Busy is four letter word. Its almost vulgar when I use it because it describes so many things that are going on in one word. Saying “I’m busy” can sound rude but it will always explain why I don’t call or write. Yet, after awhile I hate using this phrase because I think that eventually it becomes a cop out. However, I have been able to do a few things here and there that has made me think about my role as writer/author.
It shouldn’t be too much of a secret that I do not really consider myself a poet. I believe that history will show that I’m more of a fiction novelist. Poems were something that I wrote to get through some tough times in my life and it turns out I wrote more than a hundred of them. I go back in forth, in my head, about want to do about this. Do I publish them or just keep them where they are (which is buried in various blog sites)?
I personally don’t believe they are very good. Well, maybe a small number of poems are decent, but I am certainly no Willie Perdomo.

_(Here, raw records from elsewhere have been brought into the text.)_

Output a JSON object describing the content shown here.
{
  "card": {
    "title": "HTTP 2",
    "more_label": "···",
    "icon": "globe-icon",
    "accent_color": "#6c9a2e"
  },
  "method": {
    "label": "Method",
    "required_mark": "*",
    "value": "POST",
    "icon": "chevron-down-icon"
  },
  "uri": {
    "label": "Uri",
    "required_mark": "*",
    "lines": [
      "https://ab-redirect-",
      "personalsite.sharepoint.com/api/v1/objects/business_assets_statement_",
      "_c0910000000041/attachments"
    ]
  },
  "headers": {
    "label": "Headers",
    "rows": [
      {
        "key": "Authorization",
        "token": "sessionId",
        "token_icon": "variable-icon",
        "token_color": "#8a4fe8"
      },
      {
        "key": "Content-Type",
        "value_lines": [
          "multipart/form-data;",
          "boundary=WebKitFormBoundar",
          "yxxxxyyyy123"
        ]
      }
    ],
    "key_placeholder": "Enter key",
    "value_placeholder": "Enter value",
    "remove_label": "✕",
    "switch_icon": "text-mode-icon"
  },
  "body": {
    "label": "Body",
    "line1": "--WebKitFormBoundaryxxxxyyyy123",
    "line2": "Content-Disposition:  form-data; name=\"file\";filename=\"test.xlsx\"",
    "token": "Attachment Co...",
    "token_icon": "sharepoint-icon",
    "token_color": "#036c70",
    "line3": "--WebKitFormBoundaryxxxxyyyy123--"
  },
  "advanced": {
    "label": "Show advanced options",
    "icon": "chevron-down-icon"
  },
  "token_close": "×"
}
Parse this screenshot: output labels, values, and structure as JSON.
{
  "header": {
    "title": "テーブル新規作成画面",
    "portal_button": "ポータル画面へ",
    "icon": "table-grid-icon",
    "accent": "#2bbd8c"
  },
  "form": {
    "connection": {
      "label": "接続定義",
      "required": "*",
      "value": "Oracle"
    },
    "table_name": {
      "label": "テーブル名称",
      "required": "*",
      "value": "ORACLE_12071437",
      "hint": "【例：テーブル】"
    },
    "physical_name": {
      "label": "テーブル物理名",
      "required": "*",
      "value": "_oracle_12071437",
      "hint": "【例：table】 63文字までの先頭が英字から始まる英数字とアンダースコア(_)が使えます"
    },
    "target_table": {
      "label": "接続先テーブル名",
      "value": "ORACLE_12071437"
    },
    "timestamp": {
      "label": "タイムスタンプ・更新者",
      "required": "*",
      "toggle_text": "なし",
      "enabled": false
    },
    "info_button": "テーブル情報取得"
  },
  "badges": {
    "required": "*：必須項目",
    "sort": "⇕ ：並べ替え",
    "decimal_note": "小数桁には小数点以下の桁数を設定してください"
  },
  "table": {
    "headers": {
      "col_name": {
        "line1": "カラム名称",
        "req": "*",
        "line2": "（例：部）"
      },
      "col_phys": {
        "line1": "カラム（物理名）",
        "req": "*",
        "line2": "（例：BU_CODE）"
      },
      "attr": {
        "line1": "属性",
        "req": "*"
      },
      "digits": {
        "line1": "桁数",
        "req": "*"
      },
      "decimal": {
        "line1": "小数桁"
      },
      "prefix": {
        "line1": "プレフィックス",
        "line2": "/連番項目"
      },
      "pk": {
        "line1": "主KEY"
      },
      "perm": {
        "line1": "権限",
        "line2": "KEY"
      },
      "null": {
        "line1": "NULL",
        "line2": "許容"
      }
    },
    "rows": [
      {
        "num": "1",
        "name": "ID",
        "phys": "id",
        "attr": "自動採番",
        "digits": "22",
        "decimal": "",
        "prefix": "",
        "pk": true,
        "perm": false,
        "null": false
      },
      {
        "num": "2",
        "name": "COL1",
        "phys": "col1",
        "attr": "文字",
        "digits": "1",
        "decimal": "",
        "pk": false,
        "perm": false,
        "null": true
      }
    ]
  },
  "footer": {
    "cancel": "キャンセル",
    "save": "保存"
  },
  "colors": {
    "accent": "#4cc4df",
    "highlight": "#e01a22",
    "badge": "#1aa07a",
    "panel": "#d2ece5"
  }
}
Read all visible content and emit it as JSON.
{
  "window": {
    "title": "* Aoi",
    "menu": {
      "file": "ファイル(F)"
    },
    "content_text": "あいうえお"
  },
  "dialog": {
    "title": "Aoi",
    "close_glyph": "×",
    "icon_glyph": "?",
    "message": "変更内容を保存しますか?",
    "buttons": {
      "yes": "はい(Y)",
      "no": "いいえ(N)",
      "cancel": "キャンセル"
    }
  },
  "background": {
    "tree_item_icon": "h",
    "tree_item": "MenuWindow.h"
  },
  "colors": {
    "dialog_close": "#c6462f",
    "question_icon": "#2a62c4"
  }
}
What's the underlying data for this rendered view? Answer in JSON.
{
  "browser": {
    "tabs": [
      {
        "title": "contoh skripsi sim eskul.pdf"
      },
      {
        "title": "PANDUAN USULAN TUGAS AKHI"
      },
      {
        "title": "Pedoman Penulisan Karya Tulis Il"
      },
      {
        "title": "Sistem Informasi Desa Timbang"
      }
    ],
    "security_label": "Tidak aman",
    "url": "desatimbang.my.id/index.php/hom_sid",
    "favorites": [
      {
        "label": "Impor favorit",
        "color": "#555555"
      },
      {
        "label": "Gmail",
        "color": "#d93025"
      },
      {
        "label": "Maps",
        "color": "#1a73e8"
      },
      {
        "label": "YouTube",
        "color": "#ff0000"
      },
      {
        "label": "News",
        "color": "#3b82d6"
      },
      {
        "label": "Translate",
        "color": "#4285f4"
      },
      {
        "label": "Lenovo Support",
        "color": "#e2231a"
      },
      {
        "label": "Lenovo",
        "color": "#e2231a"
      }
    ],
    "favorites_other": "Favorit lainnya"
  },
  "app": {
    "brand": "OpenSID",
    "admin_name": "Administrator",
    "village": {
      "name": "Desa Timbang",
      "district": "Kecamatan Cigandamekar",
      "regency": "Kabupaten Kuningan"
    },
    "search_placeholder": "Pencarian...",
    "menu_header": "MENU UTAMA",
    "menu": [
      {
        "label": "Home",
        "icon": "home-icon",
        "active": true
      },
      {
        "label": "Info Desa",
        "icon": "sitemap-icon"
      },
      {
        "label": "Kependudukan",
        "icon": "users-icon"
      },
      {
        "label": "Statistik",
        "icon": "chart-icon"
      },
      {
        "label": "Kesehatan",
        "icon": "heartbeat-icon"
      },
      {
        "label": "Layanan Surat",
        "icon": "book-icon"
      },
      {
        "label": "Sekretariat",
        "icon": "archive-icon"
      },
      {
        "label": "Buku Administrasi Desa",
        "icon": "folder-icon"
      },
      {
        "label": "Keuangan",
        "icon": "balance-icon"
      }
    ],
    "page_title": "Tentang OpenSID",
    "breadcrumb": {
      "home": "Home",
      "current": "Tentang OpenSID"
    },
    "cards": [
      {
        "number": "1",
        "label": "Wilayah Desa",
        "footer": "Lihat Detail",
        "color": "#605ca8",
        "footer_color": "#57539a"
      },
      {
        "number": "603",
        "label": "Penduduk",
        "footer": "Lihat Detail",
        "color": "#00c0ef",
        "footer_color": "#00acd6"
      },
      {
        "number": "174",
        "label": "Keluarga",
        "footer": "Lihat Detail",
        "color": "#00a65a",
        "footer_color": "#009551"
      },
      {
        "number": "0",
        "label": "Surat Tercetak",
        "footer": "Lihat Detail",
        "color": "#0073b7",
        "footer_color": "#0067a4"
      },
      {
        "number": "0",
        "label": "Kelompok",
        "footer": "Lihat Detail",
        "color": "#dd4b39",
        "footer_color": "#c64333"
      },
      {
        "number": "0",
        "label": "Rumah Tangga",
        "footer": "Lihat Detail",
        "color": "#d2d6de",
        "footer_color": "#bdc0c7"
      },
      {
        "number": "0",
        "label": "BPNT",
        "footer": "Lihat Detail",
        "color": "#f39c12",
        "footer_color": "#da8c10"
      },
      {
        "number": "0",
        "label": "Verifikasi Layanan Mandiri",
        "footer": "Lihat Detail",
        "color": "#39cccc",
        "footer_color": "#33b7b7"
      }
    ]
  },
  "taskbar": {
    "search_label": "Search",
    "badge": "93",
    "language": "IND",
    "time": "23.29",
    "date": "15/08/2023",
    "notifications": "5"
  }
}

Yet, the way I feel about this did not stop me from reciting one of my poems during a open mic night a few weeks ago (I prefer the word recite instead perform because performance poetry is above my pay grade, but I digress). I can blame it on the energy of the other true poets doing their thing that night but the real reason is that, in my heart, I need to learn to love the mic.
Sure, I can speak publicly. I’ve done it enough times to be used to it. I’ve done enough trainings with hundreds of students in a room, I’ve been a keynote speaker twice, I’ve moderated many panel discussions, and yet the intimidation of reading something I’ve written is real. Even when I did the book signing/reading at La Cas Azul Bookstore of Hanging Upside Down last year I felt so anxious. What if I fumble my words? What if I sound like a complete idiot?
This is when I know the fear has gotten a hold of me. With my poetry it is two fold considering that I don’t consider myself a poet. But, I did go out there that night and recited Blacktino. The feedback was positive and while I messed up just a little, I think I can do this again. The real problem is that its way too easy to decline an invitation or to simply claim that I’m too busy to go to open mic nights. Even if being too busy is true (and most times it is) I know that I have to get behind that mic.
It does feel good to share my creation, particular in poetic form. If you read the right poem with the right inflections, the room becomes yours. Maybe the real fear isn’t just the mic itself nor the the audience. Perhaps the real fear is the ability to let myself go on the stage. Is the fear there because I don’t know how to let go or is it because of the possibility that if I do learn to let myself go I may love it way too much.
So, is this what Rakim was talking about about when he says, to me M.C. means move the crowd? That’s a question you should ask yourself, Megatron. 🙂